In this wordless picture book, a light-skinned man moves from a peaceful protest march with his young child to imprisonment for his views and finally back to his home—with the help of letters from around the world.
The cartoons are masterful black-ink sketches with highlights of watercolor. Placards carried by the man and his cohorts bear bright red, filled-in circles, similar to the appearance of his daughter’s balloon. When the amorphous, peaceful band of protestors reaches an official-looking building, a frightening, well-organized phalanx of dark-blue soldiers in helmets appears, threatening violence. One soldier injures the man, who is then dragged into an ambulance. Not brutal enough? The soldier deliberately pops the daughter’s balloon. The man languishes in solitary confinement, sharing bread crumbs with a mouse and a bird. The cartoons illustrate the prisoner’s experiences of nostalgia, tedium, and hopelessness. When letters start arriving, the man’s joy is short-lived; the guard burns them. But as diverse groups and individuals send more and more letters, the dark smoke sends an SOS around the world. An image both beautiful and funny shows the man flying on wings of letters, as the guard below utters profanities. An author’s note (translated by Angela Keenlyside) informs readers that Goldstyn was inspired by the letter-writing campaigns of human rights organization Amnesty International. His book is an accessible and inspiring tribute.
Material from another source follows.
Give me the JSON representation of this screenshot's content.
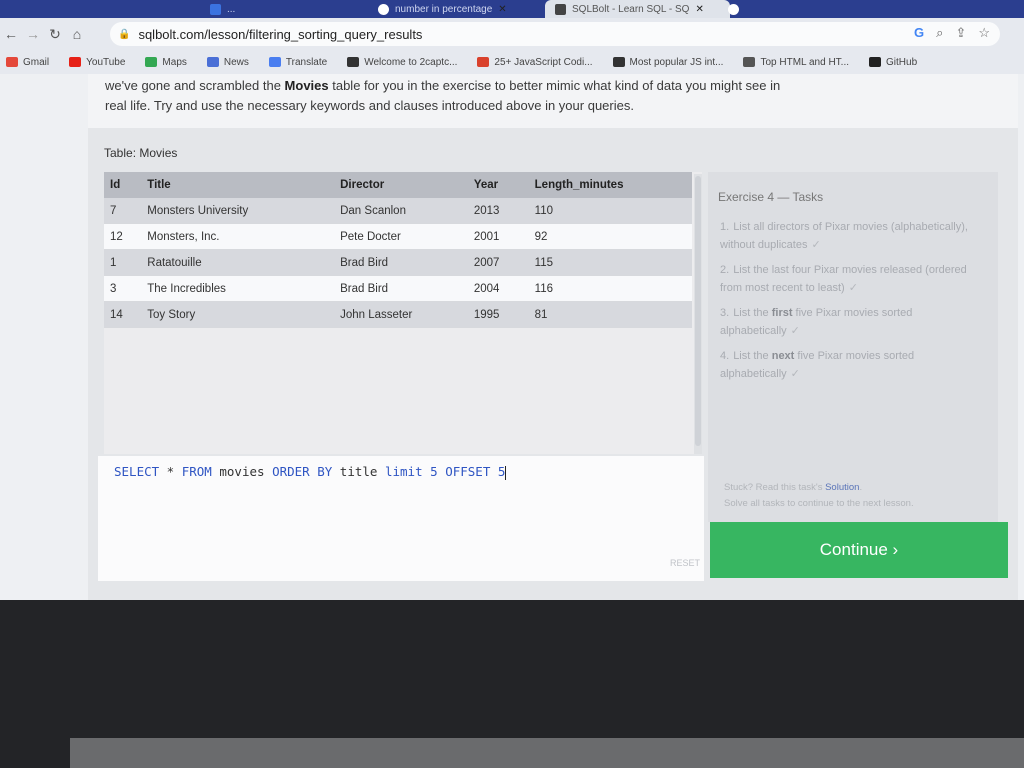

“The pen is mightier than the sword” lives on. (author’s note) (Picture book. 8-12)